(Web page and app entries)
────────────────

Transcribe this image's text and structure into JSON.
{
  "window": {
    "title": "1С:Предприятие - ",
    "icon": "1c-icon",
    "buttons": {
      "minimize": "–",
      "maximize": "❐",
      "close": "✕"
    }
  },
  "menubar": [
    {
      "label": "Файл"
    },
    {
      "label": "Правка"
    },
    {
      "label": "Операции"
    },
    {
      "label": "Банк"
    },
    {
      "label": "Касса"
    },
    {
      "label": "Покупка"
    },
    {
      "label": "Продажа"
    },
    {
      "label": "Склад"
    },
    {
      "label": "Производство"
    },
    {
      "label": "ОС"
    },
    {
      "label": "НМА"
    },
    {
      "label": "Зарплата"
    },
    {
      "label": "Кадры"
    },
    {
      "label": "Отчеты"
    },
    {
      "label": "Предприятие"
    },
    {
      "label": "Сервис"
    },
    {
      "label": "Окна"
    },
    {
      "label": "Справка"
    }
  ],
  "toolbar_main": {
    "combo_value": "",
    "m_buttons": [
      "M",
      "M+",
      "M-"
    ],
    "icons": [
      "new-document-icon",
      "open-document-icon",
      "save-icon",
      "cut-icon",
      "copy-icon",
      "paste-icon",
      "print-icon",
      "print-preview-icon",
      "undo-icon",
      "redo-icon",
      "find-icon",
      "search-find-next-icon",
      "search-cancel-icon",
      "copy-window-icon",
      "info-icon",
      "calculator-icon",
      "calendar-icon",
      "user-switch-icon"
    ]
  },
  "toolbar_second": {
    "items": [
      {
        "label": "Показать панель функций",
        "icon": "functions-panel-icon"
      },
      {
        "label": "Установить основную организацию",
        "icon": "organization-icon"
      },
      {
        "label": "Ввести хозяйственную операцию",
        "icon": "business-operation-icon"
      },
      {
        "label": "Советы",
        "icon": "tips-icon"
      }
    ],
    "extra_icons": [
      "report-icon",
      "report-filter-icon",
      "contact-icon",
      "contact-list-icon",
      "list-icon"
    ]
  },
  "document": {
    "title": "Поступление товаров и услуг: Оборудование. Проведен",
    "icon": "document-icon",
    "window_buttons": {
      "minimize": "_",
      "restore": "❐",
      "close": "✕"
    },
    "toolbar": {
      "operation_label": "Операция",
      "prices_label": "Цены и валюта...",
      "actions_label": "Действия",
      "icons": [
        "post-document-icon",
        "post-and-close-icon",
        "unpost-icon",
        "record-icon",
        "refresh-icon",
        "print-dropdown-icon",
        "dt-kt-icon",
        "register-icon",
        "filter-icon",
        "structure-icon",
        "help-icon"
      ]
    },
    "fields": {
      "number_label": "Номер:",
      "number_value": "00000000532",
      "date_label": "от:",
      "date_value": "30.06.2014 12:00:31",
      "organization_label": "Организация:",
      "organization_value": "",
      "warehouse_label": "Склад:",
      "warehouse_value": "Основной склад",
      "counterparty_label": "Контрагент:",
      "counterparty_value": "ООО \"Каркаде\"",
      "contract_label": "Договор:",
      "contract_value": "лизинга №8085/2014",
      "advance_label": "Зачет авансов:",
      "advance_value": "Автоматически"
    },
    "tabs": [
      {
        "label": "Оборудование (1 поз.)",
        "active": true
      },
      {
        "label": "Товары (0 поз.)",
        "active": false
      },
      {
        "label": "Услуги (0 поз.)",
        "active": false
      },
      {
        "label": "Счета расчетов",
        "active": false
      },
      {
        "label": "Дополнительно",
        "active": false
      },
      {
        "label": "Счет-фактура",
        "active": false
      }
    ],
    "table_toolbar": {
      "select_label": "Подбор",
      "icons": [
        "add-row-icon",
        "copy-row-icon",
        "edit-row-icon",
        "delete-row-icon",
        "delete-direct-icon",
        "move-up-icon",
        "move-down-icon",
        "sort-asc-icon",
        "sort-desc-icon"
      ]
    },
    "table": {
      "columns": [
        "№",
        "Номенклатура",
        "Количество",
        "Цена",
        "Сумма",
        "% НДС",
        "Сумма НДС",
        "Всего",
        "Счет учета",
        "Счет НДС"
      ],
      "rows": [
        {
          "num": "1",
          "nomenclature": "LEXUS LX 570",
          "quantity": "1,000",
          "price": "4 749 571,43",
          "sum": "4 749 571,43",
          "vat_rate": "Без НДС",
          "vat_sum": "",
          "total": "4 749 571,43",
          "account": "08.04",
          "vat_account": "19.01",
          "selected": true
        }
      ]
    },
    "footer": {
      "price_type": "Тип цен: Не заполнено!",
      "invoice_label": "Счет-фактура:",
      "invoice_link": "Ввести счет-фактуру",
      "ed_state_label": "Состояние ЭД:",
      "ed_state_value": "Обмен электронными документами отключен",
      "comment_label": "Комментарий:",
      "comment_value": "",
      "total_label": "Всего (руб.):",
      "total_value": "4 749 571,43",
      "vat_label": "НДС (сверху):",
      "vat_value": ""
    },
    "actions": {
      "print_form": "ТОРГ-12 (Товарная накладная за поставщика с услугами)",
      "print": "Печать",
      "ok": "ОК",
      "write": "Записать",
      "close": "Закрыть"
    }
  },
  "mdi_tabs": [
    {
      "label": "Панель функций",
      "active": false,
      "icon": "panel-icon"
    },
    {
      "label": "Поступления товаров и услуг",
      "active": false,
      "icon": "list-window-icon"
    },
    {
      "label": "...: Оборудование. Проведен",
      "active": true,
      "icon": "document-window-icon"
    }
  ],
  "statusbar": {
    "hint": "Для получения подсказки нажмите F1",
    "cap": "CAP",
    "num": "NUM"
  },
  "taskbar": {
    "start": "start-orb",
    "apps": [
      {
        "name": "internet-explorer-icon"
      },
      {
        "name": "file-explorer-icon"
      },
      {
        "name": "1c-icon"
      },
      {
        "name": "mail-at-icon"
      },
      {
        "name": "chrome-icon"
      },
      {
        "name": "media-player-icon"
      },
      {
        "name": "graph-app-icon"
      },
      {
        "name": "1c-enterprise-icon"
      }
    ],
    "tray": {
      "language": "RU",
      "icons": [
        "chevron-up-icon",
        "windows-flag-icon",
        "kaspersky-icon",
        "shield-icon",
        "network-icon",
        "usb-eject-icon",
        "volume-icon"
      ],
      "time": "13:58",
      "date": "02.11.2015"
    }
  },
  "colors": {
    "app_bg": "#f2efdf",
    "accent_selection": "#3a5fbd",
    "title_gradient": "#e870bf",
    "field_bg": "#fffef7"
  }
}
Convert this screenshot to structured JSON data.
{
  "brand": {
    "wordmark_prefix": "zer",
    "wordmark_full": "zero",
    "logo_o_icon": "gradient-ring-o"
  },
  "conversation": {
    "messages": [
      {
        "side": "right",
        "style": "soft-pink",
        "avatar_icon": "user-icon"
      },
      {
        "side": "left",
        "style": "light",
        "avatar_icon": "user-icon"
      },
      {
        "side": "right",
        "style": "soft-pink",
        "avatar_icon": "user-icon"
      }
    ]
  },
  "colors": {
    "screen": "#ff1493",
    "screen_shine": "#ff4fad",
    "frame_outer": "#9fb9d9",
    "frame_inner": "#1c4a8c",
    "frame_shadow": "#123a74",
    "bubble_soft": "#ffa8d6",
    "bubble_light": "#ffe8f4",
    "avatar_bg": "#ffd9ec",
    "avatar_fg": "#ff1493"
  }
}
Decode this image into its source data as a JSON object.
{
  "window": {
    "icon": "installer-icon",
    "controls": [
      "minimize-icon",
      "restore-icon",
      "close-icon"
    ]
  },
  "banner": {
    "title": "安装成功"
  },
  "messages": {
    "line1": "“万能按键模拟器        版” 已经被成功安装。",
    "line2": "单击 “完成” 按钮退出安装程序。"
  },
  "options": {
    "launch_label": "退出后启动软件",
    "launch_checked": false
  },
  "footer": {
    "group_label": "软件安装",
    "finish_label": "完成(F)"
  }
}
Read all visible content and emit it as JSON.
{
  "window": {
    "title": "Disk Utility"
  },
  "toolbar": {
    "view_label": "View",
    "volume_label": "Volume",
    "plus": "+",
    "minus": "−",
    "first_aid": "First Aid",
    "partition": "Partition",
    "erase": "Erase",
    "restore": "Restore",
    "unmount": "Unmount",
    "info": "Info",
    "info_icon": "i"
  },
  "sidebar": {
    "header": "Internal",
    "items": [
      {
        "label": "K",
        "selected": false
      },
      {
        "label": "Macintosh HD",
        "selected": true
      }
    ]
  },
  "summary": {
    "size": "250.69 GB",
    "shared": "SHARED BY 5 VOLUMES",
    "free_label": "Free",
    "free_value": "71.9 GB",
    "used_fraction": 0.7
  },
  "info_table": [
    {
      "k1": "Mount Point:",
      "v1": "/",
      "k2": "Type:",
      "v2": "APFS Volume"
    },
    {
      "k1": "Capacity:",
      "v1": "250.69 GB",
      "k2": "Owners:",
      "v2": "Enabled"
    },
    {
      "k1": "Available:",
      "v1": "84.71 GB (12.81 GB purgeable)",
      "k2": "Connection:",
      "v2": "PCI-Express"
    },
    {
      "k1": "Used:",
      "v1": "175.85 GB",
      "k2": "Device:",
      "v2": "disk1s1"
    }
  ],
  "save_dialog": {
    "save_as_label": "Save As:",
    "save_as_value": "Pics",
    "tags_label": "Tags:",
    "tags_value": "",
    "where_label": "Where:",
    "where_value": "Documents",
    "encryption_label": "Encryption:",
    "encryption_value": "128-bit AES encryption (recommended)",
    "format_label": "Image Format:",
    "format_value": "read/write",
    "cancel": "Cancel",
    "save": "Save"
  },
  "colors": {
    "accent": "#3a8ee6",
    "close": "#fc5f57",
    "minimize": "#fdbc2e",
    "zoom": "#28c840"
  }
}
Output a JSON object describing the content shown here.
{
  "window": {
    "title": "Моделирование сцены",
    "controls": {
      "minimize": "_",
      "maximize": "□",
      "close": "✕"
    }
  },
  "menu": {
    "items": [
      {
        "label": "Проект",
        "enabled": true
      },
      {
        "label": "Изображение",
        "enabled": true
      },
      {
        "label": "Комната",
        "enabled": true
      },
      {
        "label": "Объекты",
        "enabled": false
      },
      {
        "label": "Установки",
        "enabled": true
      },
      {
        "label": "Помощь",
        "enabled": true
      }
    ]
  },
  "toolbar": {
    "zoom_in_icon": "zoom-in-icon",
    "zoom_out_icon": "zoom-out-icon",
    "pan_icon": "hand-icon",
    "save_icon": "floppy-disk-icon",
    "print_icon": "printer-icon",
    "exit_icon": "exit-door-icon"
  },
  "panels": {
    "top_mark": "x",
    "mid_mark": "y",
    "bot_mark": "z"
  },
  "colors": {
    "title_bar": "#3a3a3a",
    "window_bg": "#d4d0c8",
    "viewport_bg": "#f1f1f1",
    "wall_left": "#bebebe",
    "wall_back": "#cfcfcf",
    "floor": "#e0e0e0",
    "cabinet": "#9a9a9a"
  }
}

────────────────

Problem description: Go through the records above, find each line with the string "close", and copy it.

Result of this exercise:
      "close": "✕"
      "close": "✕"
        "post-and-close-icon",
      "close": "Закрыть"
      "close-icon"
    "close": "#fc5f57",
      "close": "✕"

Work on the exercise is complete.